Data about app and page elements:
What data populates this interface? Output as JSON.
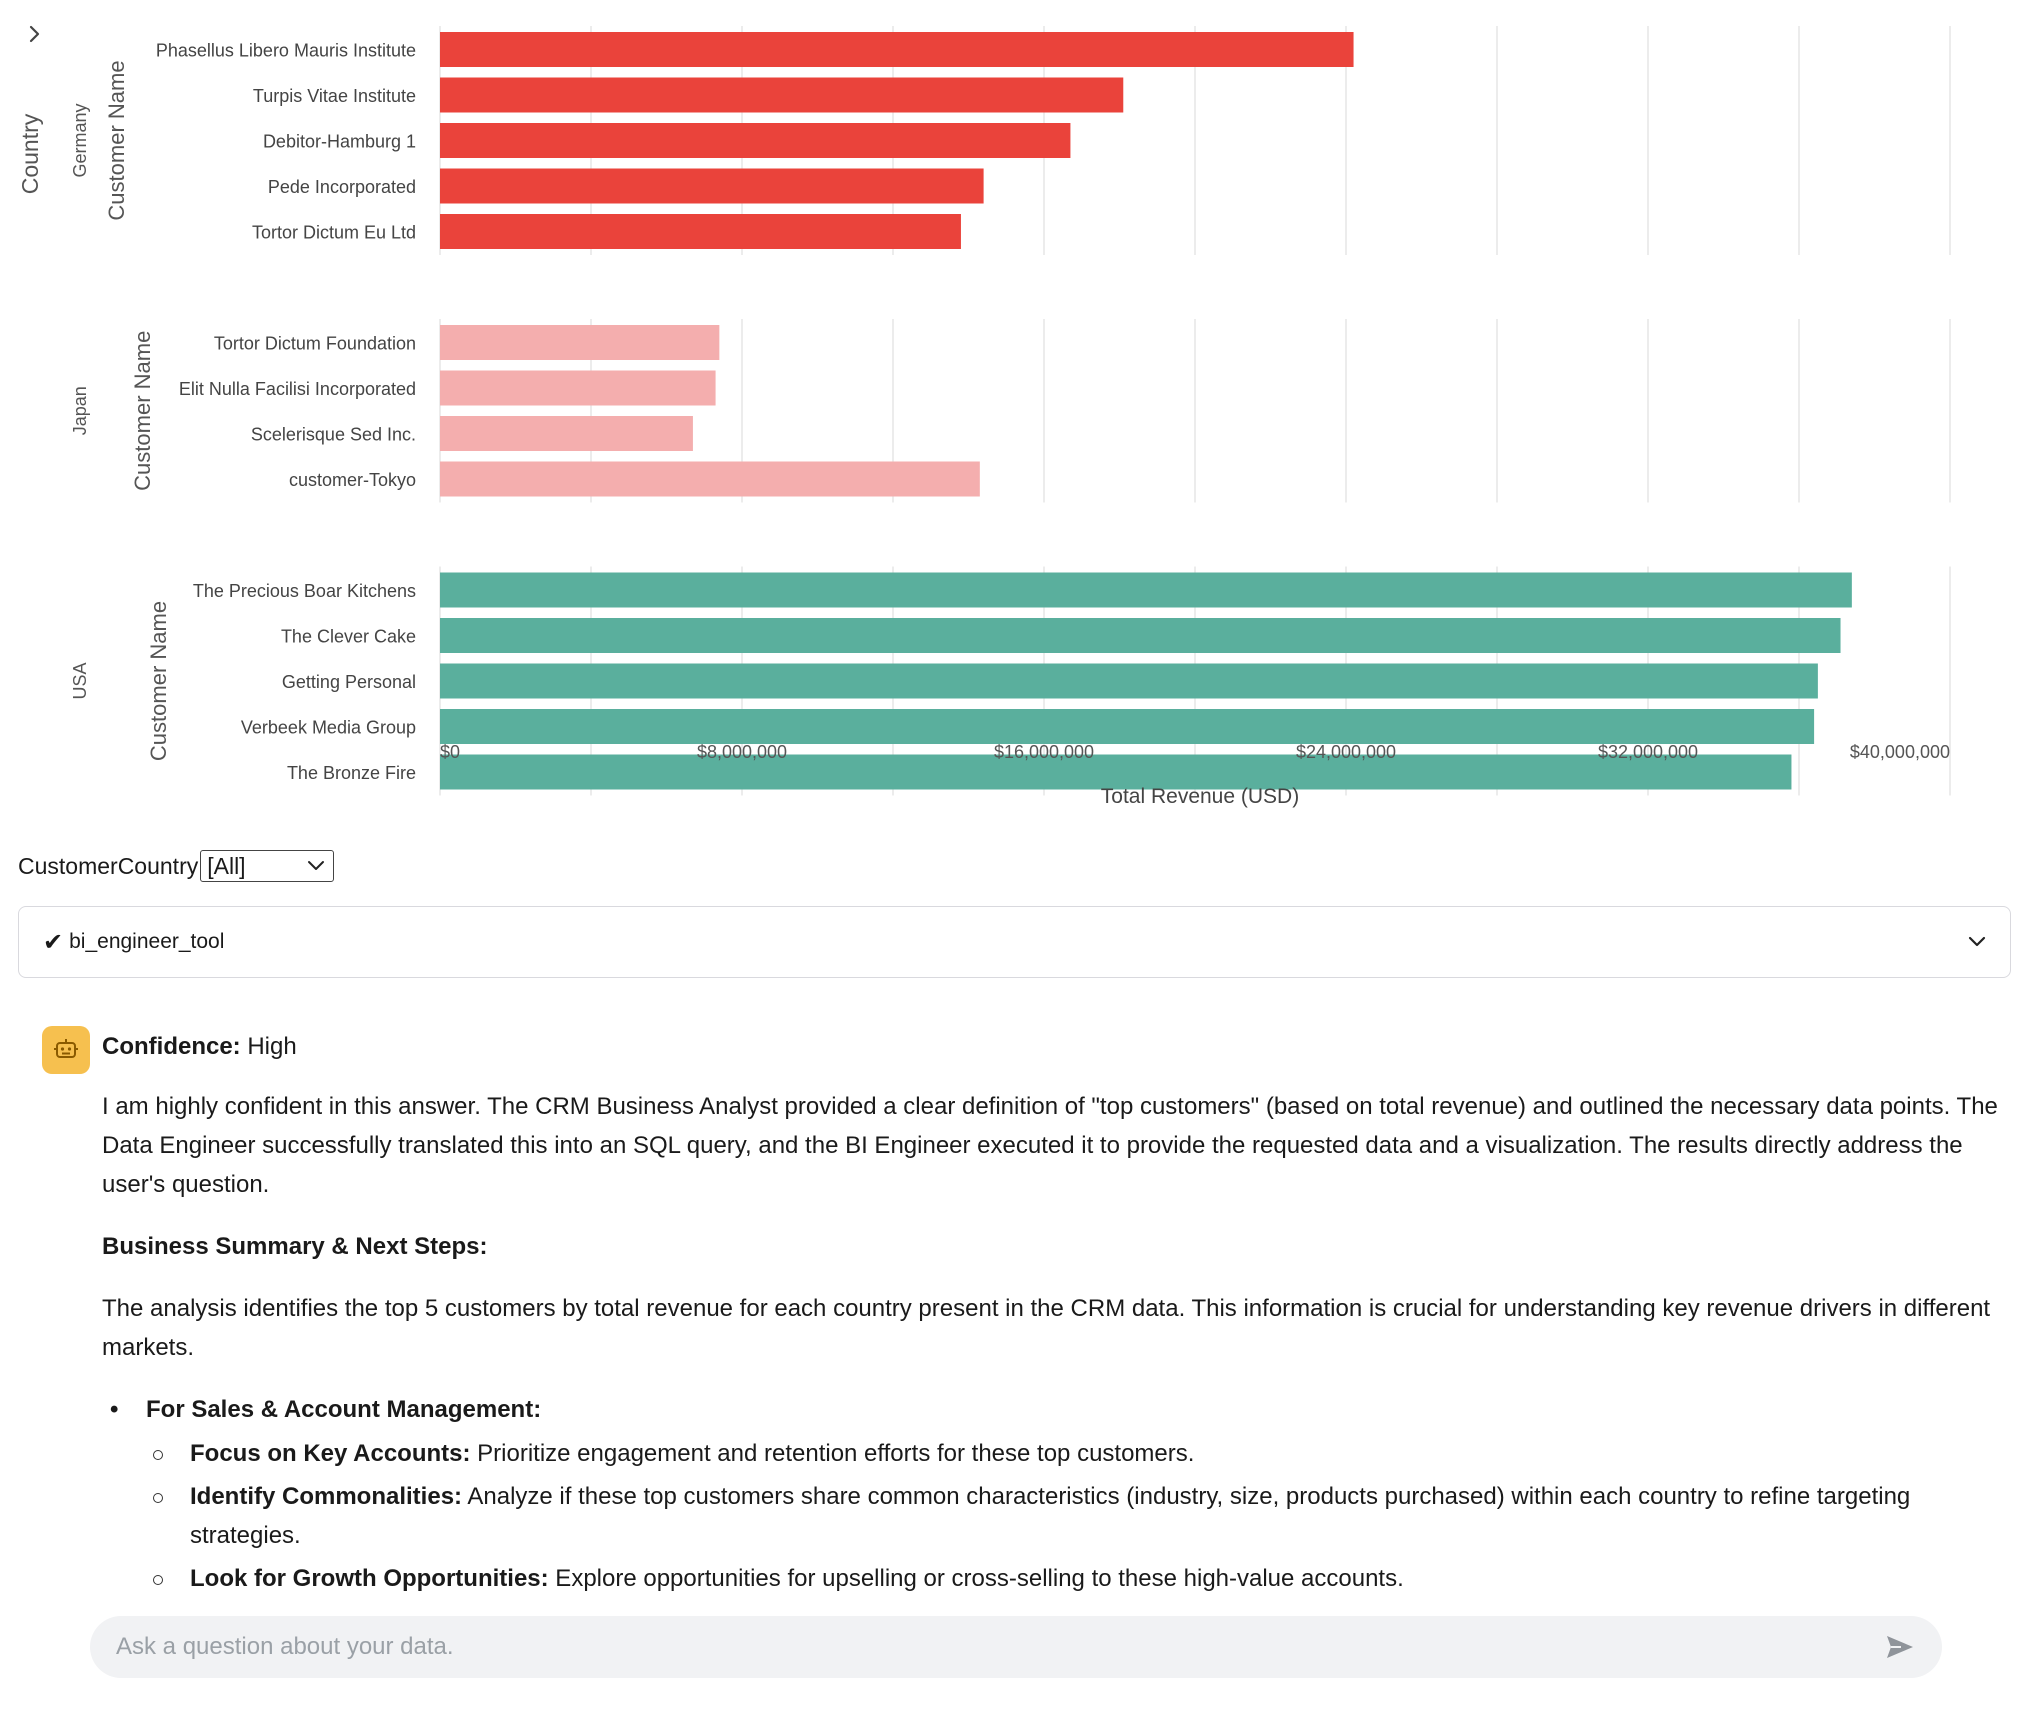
{
  "chart_data": {
    "type": "bar",
    "orientation": "horizontal",
    "xlabel": "Total Revenue (USD)",
    "x_ticks": [
      "$0",
      "$8,000,000",
      "$16,000,000",
      "$24,000,000",
      "$32,000,000",
      "$40,000,000"
    ],
    "xlim": [
      0,
      40000000
    ],
    "outer_row_label": "Country",
    "inner_row_label": "Customer Name",
    "grid": "vertical",
    "groups": [
      {
        "country": "Germany",
        "color": "#ea433b",
        "customers": [
          "Phasellus Libero Mauris Institute",
          "Turpis Vitae Institute",
          "Debitor-Hamburg 1",
          "Pede Incorporated",
          "Tortor Dictum Eu Ltd"
        ],
        "values": [
          24200000,
          18100000,
          16700000,
          14400000,
          13800000
        ]
      },
      {
        "country": "Japan",
        "color": "#f4aeae",
        "customers": [
          "Tortor Dictum Foundation",
          "Elit Nulla Facilisi Incorporated",
          "Scelerisque Sed Inc.",
          "customer-Tokyo"
        ],
        "values": [
          7400000,
          7300000,
          6700000,
          14300000
        ]
      },
      {
        "country": "USA",
        "color": "#5aaf9d",
        "customers": [
          "The Precious Boar Kitchens",
          "The Clever Cake",
          "Getting Personal",
          "Verbeek Media Group",
          "The Bronze Fire"
        ],
        "values": [
          37400000,
          37100000,
          36500000,
          36400000,
          35800000
        ]
      }
    ]
  },
  "filter": {
    "label": "CustomerCountry",
    "value": "[All]"
  },
  "tool": {
    "check": "✔",
    "name": "bi_engineer_tool"
  },
  "message": {
    "confidence_label": "Confidence:",
    "confidence_value": " High",
    "paragraph1": "I am highly confident in this answer. The CRM Business Analyst provided a clear definition of \"top customers\" (based on total revenue) and outlined the necessary data points. The Data Engineer successfully translated this into an SQL query, and the BI Engineer executed it to provide the requested data and a visualization. The results directly address the user's question.",
    "summary_heading": "Business Summary & Next Steps:",
    "paragraph2": "The analysis identifies the top 5 customers by total revenue for each country present in the CRM data. This information is crucial for understanding key revenue drivers in different markets.",
    "section_heading": "For Sales & Account Management:",
    "bullets": [
      {
        "title": "Focus on Key Accounts:",
        "text": " Prioritize engagement and retention efforts for these top customers."
      },
      {
        "title": "Identify Commonalities:",
        "text": " Analyze if these top customers share common characteristics (industry, size, products purchased) within each country to refine targeting strategies."
      },
      {
        "title": "Look for Growth Opportunities:",
        "text": " Explore opportunities for upselling or cross-selling to these high-value accounts."
      }
    ]
  },
  "chat": {
    "placeholder": "Ask a question about your data."
  },
  "colors": {
    "avatar": "#f6c04f",
    "input_bg": "#f1f2f4"
  },
  "icons": {
    "expand": "chevron-right-icon",
    "dropdown": "chevron-down-icon",
    "avatar": "robot-icon",
    "send": "send-icon"
  }
}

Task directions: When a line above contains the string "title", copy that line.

Task result:
        "title": "Focus on Key Accounts:",
        "title": "Identify Commonalities:",
        "title": "Look for Growth Opportunities:",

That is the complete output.